**PROBLEM TO SOLVE:**
Output every record below exactly.

(Beginning of SUPPLIED MATERIAL)

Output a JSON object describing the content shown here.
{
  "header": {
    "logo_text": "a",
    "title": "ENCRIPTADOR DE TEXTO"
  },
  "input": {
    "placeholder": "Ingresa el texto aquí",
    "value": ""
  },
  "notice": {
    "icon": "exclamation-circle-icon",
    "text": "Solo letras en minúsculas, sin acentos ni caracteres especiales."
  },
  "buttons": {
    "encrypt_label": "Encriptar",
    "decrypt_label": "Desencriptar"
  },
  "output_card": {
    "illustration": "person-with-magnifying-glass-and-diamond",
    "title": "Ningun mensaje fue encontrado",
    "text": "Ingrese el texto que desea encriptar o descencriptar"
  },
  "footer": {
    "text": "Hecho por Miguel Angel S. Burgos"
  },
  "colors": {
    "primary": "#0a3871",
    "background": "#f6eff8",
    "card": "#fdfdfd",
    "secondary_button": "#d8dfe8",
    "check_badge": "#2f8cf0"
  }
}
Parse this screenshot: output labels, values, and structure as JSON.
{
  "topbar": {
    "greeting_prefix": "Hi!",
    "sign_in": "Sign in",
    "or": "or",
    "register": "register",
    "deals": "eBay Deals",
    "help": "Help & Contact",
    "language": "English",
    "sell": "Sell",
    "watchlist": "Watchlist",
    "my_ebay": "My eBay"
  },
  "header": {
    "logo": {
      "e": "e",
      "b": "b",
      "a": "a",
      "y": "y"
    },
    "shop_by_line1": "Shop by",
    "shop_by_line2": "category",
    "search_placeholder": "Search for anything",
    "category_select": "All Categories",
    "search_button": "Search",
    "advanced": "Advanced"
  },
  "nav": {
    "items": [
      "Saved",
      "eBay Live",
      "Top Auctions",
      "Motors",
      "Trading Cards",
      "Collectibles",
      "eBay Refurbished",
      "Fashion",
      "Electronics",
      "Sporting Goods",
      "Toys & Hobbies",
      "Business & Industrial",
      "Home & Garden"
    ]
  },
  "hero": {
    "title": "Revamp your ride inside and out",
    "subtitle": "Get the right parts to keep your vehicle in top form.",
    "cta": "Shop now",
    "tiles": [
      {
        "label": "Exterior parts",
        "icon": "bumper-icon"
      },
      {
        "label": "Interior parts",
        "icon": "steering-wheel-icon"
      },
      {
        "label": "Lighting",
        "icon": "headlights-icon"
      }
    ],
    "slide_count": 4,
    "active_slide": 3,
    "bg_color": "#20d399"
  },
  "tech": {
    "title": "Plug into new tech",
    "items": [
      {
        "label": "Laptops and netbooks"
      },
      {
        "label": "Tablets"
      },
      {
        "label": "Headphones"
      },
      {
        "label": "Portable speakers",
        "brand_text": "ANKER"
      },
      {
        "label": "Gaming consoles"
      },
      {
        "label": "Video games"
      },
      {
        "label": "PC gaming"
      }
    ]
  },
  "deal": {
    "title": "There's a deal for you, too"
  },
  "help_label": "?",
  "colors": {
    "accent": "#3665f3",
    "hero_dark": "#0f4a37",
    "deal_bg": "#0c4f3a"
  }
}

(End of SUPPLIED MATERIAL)

**TASK ANSWER:**
Output a JSON object describing the content shown here.
{
  "header": {
    "logo_text": "a",
    "title": "ENCRIPTADOR DE TEXTO"
  },
  "input": {
    "placeholder": "Ingresa el texto aquí",
    "value": ""
  },
  "notice": {
    "icon": "exclamation-circle-icon",
    "text": "Solo letras en minúsculas, sin acentos ni caracteres especiales."
  },
  "buttons": {
    "encrypt_label": "Encriptar",
    "decrypt_label": "Desencriptar"
  },
  "output_card": {
    "illustration": "person-with-magnifying-glass-and-diamond",
    "title": "Ningun mensaje fue encontrado",
    "text": "Ingrese el texto que desea encriptar o descencriptar"
  },
  "footer": {
    "text": "Hecho por Miguel Angel S. Burgos"
  },
  "colors": {
    "primary": "#0a3871",
    "background": "#f6eff8",
    "card": "#fdfdfd",
    "secondary_button": "#d8dfe8",
    "check_badge": "#2f8cf0"
  }
}
Parse this screenshot: output labels, values, and structure as JSON.
{
  "topbar": {
    "greeting_prefix": "Hi!",
    "sign_in": "Sign in",
    "or": "or",
    "register": "register",
    "deals": "eBay Deals",
    "help": "Help & Contact",
    "language": "English",
    "sell": "Sell",
    "watchlist": "Watchlist",
    "my_ebay": "My eBay"
  },
  "header": {
    "logo": {
      "e": "e",
      "b": "b",
      "a": "a",
      "y": "y"
    },
    "shop_by_line1": "Shop by",
    "shop_by_line2": "category",
    "search_placeholder": "Search for anything",
    "category_select": "All Categories",
    "search_button": "Search",
    "advanced": "Advanced"
  },
  "nav": {
    "items": [
      "Saved",
      "eBay Live",
      "Top Auctions",
      "Motors",
      "Trading Cards",
      "Collectibles",
      "eBay Refurbished",
      "Fashion",
      "Electronics",
      "Sporting Goods",
      "Toys & Hobbies",
      "Business & Industrial",
      "Home & Garden"
    ]
  },
  "hero": {
    "title": "Revamp your ride inside and out",
    "subtitle": "Get the right parts to keep your vehicle in top form.",
    "cta": "Shop now",
    "tiles": [
      {
        "label": "Exterior parts",
        "icon": "bumper-icon"
      },
      {
        "label": "Interior parts",
        "icon": "steering-wheel-icon"
      },
      {
        "label": "Lighting",
        "icon": "headlights-icon"
      }
    ],
    "slide_count": 4,
    "active_slide": 3,
    "bg_color": "#20d399"
  },
  "tech": {
    "title": "Plug into new tech",
    "items": [
      {
        "label": "Laptops and netbooks"
      },
      {
        "label": "Tablets"
      },
      {
        "label": "Headphones"
      },
      {
        "label": "Portable speakers",
        "brand_text": "ANKER"
      },
      {
        "label": "Gaming consoles"
      },
      {
        "label": "Video games"
      },
      {
        "label": "PC gaming"
      }
    ]
  },
  "deal": {
    "title": "There's a deal for you, too"
  },
  "help_label": "?",
  "colors": {
    "accent": "#3665f3",
    "hero_dark": "#0f4a37",
    "deal_bg": "#0c4f3a"
  }
}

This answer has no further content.